[Data about app and page elements]
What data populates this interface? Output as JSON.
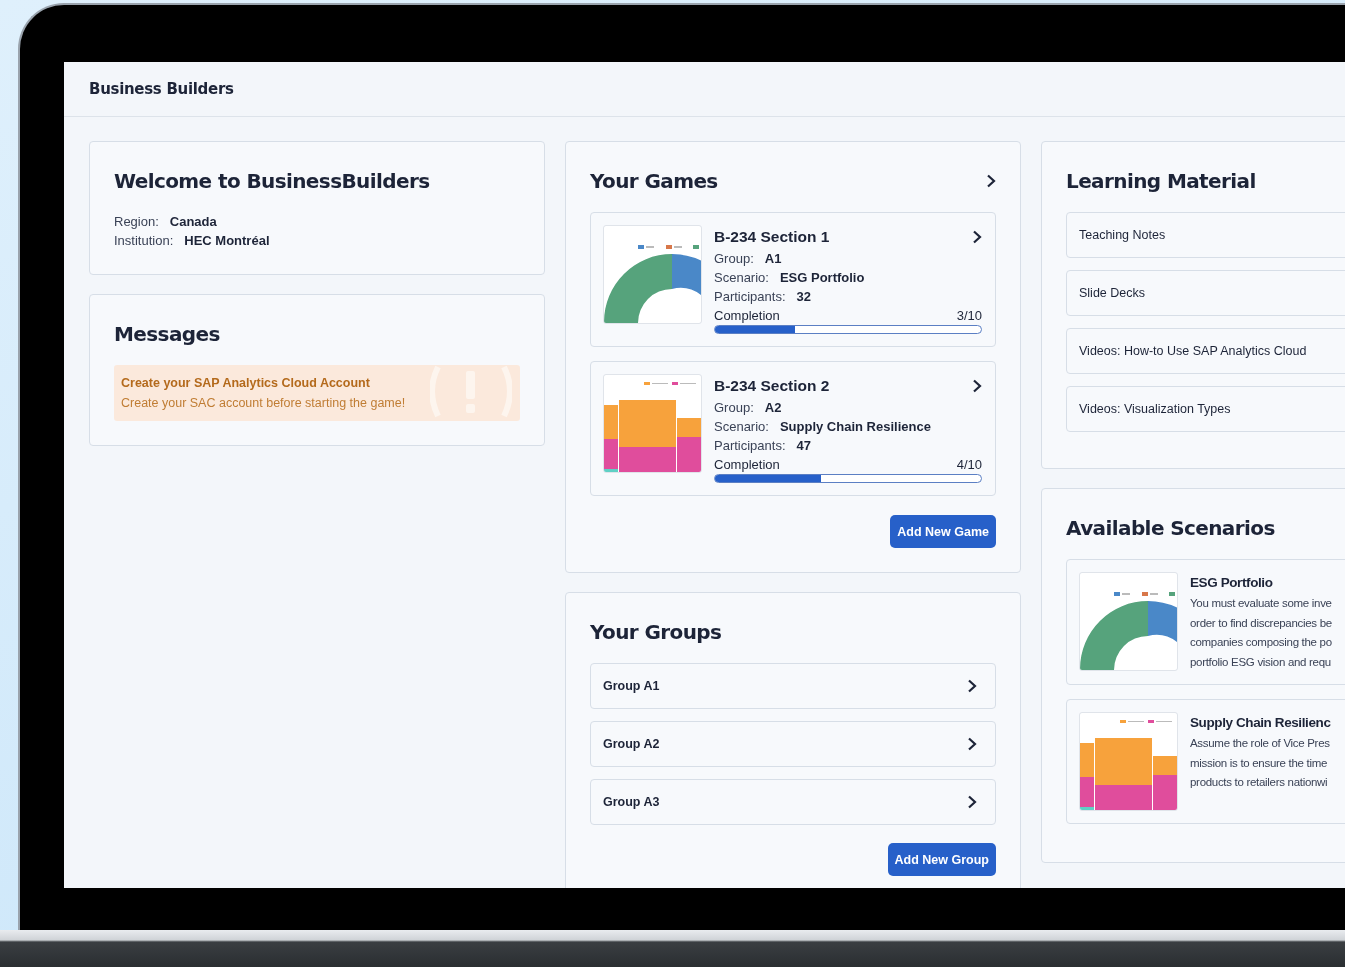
{
  "app": {
    "title": "Business Builders"
  },
  "welcome": {
    "title": "Welcome to BusinessBuilders",
    "fields": [
      {
        "label": "Region:",
        "value": "Canada"
      },
      {
        "label": "Institution:",
        "value": "HEC Montréal"
      }
    ]
  },
  "messages": {
    "title": "Messages",
    "alerts": [
      {
        "title": "Create your SAP Analytics Cloud Account",
        "text": "Create your SAC account before starting the game!"
      }
    ]
  },
  "games": {
    "title": "Your Games",
    "items": [
      {
        "name": "B-234 Section 1",
        "kind": "half-donut",
        "fields": [
          {
            "label": "Group:",
            "value": "A1"
          },
          {
            "label": "Scenario:",
            "value": "ESG Portfolio"
          },
          {
            "label": "Participants:",
            "value": "32"
          }
        ],
        "completion_label": "Completion",
        "completion": "3/10",
        "level": 0.3
      },
      {
        "name": "B-234 Section 2",
        "kind": "marimekko",
        "fields": [
          {
            "label": "Group:",
            "value": "A2"
          },
          {
            "label": "Scenario:",
            "value": "Supply Chain Resilience"
          },
          {
            "label": "Participants:",
            "value": "47"
          }
        ],
        "completion_label": "Completion",
        "completion": "4/10",
        "level": 0.4
      }
    ],
    "button": "Add New Game"
  },
  "groups": {
    "title": "Your Groups",
    "items": [
      "Group A1",
      "Group A2",
      "Group A3"
    ],
    "button": "Add New Group"
  },
  "learning": {
    "title": "Learning Material",
    "items": [
      "Teaching Notes",
      "Slide Decks",
      "Videos: How-to Use SAP Analytics Cloud",
      "Videos: Visualization Types"
    ]
  },
  "scenarios": {
    "title": "Available Scenarios",
    "items": [
      {
        "name": "ESG Portfolio",
        "kind": "half-donut",
        "description_lines": [
          "You must evaluate some inve",
          "order to find discrepancies be",
          "companies composing the po",
          "portfolio ESG vision and requ"
        ]
      },
      {
        "name": "Supply Chain Resilienc",
        "kind": "marimekko",
        "description_lines": [
          "Assume the role of Vice Pres",
          "mission is to ensure the time",
          "products to retailers nationwi"
        ]
      }
    ]
  }
}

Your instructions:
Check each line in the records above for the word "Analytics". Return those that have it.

Written answer:
        "title": "Create your SAP Analytics Cloud Account",
      "Videos: How-to Use SAP Analytics Cloud",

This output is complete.